Of the lines below, report only those that contain "into".
Given data START
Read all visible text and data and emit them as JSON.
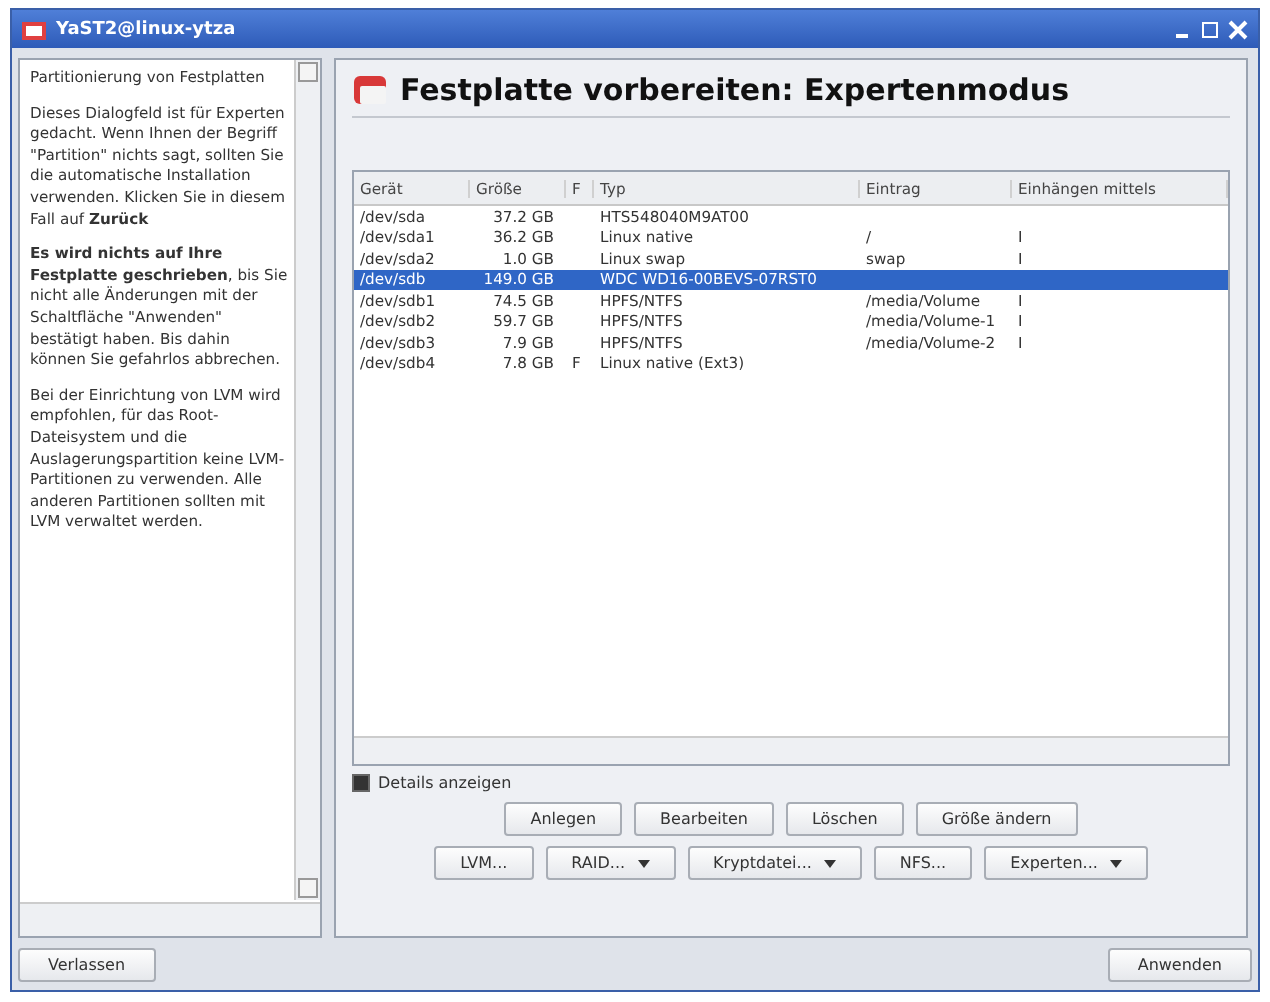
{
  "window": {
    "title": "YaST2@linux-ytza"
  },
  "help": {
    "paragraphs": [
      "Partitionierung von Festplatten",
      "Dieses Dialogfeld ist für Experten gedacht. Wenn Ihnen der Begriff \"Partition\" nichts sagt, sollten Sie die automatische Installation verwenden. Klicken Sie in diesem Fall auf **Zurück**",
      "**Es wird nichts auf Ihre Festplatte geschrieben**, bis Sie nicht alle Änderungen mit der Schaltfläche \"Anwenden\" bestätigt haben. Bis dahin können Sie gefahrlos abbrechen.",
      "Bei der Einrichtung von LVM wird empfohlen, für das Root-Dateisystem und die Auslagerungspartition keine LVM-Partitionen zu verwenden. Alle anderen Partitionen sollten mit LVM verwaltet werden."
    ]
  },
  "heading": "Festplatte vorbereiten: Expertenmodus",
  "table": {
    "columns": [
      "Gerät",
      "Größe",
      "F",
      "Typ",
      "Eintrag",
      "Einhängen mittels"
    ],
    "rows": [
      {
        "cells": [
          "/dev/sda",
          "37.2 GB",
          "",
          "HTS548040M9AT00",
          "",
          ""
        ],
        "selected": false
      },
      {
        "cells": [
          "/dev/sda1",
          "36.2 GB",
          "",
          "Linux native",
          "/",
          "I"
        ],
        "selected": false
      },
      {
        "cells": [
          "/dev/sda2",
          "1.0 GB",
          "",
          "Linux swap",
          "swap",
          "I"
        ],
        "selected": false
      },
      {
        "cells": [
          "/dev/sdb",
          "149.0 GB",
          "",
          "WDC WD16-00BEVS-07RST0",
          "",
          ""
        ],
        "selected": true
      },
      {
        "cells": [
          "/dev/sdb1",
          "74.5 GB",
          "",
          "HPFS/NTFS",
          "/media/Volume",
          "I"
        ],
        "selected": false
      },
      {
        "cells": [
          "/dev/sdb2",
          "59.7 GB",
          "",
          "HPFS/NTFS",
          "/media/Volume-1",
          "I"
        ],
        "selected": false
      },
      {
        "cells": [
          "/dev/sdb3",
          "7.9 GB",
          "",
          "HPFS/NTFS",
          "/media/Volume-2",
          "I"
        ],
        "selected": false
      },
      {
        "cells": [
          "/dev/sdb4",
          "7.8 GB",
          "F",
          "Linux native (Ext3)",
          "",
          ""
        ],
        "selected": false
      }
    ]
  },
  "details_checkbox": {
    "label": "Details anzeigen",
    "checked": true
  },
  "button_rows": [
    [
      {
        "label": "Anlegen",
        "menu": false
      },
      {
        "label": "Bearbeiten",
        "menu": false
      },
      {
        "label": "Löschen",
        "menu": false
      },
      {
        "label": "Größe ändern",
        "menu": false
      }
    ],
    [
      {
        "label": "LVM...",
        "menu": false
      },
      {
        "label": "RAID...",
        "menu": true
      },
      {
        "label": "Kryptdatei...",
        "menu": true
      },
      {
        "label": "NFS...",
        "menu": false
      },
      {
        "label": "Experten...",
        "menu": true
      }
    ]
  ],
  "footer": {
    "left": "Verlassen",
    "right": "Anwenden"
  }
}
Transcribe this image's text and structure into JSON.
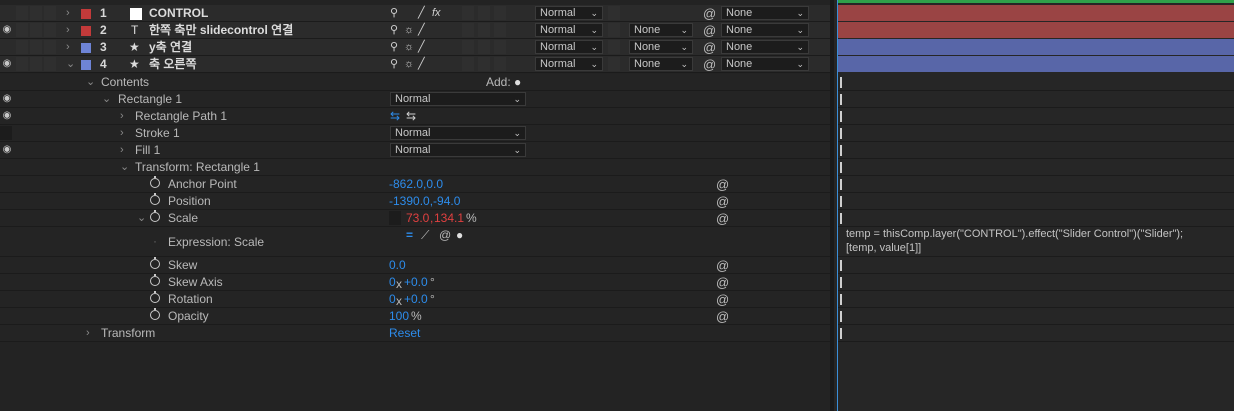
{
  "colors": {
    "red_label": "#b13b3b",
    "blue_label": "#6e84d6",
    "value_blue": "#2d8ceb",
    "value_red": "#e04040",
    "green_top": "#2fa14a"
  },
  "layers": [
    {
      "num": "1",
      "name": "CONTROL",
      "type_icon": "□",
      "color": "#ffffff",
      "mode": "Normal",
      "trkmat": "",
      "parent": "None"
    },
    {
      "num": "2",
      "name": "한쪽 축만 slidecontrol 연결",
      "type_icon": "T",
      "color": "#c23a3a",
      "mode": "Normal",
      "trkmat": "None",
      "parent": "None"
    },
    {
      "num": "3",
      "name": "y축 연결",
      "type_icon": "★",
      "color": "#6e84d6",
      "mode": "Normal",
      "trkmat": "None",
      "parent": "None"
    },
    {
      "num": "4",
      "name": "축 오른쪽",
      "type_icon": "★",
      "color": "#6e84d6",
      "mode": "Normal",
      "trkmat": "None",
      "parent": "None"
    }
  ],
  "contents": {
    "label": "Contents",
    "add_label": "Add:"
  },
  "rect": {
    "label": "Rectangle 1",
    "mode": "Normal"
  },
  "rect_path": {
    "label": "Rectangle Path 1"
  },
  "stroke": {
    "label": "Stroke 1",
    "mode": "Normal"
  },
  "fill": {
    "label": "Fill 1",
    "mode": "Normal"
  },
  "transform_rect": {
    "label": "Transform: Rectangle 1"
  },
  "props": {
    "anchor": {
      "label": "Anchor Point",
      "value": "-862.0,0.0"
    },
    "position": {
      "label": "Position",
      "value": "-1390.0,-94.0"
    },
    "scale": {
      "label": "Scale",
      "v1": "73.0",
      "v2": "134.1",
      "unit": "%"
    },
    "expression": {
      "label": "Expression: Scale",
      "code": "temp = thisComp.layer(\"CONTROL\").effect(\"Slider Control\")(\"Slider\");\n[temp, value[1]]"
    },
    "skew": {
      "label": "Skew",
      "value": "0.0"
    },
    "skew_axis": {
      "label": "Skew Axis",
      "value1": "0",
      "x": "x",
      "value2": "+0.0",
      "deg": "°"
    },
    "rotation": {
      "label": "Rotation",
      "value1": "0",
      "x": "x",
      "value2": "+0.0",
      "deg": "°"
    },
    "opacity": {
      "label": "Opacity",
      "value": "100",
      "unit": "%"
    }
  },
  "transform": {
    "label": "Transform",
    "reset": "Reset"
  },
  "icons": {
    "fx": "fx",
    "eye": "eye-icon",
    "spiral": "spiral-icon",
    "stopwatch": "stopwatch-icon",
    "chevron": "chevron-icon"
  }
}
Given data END
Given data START
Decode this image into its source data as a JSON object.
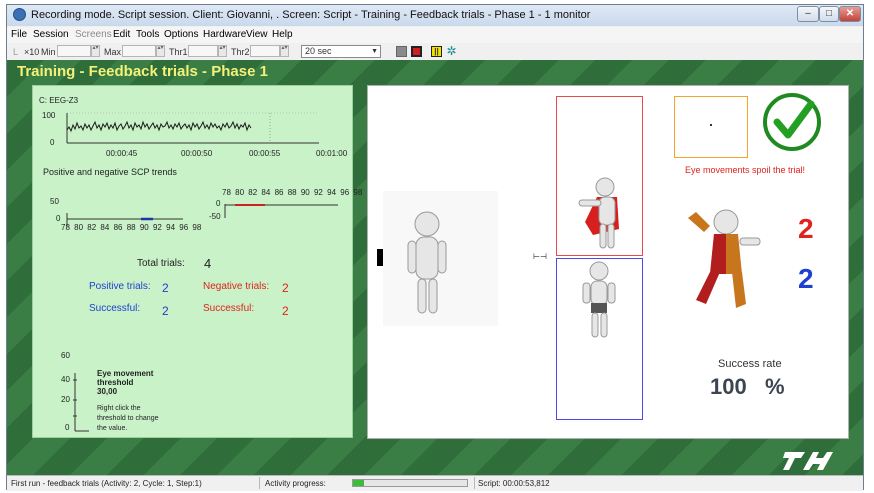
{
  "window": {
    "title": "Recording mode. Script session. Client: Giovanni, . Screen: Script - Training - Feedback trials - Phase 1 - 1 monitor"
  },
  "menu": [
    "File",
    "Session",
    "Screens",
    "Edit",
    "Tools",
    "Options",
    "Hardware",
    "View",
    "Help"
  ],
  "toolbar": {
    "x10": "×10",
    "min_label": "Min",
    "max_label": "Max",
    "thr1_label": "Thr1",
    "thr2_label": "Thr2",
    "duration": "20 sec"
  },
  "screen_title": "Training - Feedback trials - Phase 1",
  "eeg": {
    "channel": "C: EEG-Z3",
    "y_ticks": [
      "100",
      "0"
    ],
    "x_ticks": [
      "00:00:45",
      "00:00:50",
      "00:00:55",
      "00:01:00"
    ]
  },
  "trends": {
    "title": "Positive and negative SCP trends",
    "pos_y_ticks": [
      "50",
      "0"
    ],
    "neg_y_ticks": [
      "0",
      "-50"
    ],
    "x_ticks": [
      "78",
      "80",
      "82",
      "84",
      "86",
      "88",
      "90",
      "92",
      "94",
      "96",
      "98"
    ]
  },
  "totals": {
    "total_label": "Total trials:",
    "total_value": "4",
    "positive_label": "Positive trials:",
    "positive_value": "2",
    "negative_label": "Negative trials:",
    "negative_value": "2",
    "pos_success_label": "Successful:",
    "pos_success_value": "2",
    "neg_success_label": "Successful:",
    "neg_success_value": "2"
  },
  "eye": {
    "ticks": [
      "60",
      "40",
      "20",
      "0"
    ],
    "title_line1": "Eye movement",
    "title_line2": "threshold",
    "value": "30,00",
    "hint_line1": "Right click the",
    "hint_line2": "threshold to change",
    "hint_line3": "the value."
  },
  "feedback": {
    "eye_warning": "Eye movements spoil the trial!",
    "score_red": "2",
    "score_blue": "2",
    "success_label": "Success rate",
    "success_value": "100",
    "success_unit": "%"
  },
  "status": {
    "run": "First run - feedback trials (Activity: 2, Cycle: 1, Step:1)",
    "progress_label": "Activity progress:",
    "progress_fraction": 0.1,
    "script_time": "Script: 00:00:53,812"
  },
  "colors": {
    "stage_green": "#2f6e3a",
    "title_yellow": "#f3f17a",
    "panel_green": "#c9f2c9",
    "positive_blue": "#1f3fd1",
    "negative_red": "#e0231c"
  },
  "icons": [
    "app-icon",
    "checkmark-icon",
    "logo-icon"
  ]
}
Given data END
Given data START
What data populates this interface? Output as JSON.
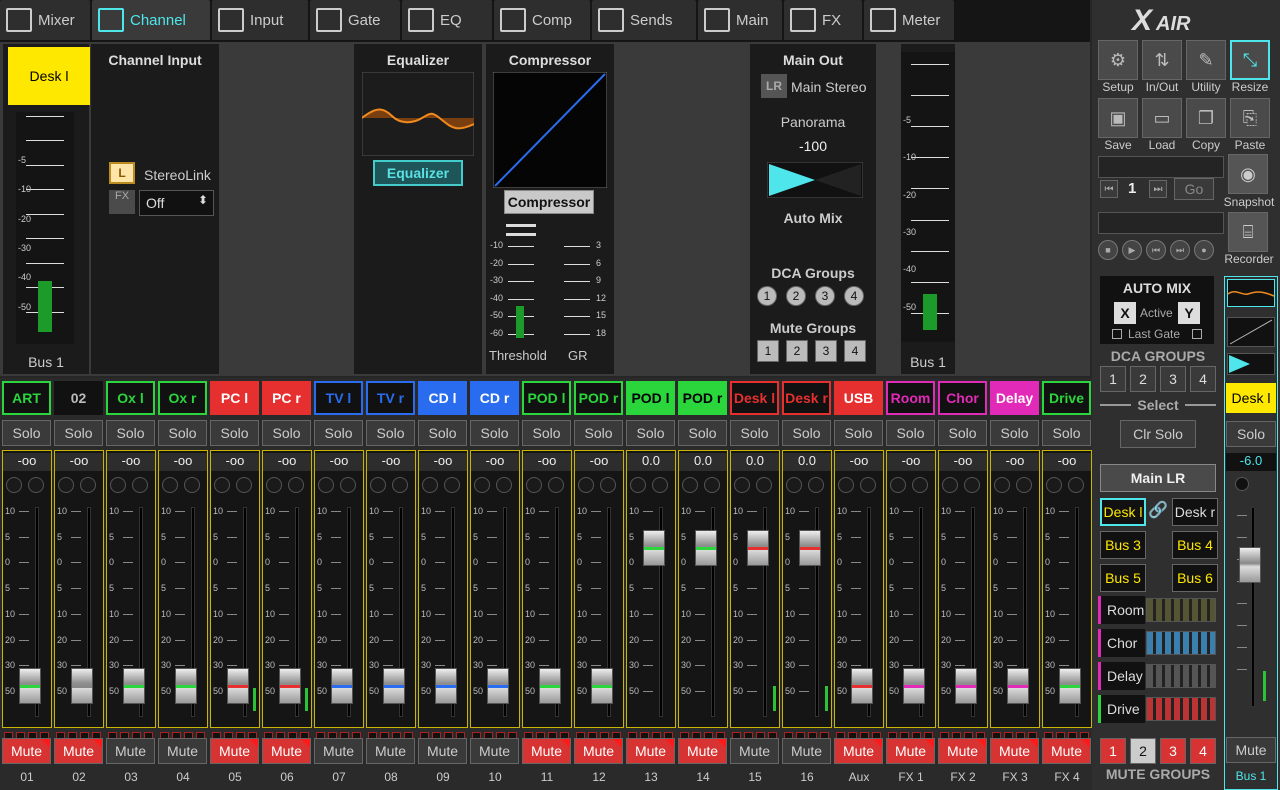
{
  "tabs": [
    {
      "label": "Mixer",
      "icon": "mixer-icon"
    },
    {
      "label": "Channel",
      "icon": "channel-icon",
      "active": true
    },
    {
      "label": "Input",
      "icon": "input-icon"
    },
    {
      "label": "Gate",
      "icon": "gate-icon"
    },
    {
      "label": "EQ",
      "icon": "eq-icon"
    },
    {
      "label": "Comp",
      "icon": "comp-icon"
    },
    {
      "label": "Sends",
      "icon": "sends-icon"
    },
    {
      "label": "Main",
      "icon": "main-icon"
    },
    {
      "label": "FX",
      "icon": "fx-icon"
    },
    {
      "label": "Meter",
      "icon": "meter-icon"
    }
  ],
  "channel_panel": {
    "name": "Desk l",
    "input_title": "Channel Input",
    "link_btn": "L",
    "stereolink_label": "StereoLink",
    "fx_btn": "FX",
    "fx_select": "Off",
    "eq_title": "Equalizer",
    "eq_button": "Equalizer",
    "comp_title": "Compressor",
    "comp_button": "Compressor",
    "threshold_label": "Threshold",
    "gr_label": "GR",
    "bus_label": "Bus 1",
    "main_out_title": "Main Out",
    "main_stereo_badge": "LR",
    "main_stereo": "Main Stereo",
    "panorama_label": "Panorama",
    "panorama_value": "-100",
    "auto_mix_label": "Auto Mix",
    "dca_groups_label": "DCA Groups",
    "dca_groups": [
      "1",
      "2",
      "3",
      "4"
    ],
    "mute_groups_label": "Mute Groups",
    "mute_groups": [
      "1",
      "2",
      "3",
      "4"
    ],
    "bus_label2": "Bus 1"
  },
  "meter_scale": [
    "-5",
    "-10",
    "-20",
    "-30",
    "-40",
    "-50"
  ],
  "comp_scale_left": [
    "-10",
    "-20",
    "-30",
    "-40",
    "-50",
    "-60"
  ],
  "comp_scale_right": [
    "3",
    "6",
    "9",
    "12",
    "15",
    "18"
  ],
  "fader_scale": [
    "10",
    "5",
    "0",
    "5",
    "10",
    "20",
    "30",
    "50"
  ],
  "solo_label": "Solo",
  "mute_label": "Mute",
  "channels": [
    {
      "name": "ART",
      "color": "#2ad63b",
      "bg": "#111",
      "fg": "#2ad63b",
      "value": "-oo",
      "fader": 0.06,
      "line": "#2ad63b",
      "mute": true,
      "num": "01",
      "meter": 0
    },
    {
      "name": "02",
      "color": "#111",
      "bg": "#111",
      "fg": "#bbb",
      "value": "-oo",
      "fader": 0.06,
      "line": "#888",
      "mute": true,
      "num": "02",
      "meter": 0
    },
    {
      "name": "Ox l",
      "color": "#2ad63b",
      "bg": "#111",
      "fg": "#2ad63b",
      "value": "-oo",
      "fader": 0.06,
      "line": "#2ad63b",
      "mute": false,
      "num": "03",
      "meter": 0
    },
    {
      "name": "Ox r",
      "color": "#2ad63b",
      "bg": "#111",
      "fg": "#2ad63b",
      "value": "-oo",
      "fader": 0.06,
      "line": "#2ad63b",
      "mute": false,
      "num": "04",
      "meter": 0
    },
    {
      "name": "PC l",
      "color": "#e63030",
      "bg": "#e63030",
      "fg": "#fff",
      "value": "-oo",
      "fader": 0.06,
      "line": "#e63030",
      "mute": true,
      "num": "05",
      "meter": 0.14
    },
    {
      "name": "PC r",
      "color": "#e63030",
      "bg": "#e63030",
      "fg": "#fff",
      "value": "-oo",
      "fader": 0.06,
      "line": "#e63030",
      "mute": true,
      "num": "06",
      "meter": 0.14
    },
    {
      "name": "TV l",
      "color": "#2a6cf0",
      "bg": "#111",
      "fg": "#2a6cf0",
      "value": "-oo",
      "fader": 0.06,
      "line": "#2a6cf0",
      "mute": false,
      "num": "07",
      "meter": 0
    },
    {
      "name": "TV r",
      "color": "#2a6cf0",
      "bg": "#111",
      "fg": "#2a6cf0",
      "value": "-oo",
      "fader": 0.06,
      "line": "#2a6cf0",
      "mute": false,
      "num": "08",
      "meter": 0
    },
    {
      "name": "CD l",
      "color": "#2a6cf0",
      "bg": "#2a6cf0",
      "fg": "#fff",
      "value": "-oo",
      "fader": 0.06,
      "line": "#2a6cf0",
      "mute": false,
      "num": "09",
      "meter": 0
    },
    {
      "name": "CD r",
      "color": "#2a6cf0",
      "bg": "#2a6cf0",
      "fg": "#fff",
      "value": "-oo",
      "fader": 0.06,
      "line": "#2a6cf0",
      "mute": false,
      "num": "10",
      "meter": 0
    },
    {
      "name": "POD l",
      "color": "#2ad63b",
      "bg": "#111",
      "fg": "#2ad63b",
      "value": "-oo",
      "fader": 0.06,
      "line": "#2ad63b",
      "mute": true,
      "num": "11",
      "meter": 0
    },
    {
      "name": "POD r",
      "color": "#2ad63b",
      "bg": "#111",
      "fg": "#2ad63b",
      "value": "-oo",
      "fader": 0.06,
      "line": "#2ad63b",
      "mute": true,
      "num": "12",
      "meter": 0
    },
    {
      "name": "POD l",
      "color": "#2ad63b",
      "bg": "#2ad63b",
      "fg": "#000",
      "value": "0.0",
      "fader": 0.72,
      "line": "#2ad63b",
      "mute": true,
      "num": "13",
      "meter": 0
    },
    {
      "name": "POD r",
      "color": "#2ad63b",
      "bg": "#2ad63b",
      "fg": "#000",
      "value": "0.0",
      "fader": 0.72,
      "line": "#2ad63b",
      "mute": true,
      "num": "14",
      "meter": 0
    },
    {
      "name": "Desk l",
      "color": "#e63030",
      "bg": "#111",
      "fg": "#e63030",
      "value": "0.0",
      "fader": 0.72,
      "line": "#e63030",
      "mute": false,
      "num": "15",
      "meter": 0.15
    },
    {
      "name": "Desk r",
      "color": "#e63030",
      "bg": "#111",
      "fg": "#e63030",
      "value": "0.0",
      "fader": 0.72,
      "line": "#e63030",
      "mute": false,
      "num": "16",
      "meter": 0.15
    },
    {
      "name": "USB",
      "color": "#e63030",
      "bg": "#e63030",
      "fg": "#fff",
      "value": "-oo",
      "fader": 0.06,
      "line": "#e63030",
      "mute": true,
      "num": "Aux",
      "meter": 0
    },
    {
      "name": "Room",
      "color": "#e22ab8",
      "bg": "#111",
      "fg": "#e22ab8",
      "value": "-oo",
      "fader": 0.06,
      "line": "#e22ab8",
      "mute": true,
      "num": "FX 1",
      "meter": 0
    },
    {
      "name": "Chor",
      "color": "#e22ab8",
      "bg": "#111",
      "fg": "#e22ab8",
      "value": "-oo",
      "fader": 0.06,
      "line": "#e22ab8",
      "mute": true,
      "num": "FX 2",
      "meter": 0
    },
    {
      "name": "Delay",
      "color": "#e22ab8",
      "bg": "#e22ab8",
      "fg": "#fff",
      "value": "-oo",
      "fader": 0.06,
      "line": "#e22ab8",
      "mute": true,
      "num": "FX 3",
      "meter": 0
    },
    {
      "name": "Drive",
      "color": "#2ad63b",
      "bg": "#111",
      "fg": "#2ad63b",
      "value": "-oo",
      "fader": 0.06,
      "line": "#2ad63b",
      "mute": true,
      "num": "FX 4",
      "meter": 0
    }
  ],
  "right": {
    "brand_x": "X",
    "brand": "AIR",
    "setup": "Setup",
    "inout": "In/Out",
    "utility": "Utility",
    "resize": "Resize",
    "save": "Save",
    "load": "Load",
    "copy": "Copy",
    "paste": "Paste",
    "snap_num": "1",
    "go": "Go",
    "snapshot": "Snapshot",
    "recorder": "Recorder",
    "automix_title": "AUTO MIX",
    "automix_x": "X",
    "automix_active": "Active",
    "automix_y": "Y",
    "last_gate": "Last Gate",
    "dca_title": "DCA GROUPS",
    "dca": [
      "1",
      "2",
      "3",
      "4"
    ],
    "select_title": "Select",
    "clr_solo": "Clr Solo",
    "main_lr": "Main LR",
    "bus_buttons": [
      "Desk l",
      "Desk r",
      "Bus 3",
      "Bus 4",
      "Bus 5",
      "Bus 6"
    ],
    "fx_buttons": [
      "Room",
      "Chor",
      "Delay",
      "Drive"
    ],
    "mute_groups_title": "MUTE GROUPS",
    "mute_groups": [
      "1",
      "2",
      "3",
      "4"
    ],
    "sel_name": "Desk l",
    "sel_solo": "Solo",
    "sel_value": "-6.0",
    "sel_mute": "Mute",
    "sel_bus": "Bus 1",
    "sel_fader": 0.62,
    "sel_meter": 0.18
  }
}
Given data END
Written solution:
Transcribe this image's text and structure into JSON.
Decode this image into its source data as a JSON object.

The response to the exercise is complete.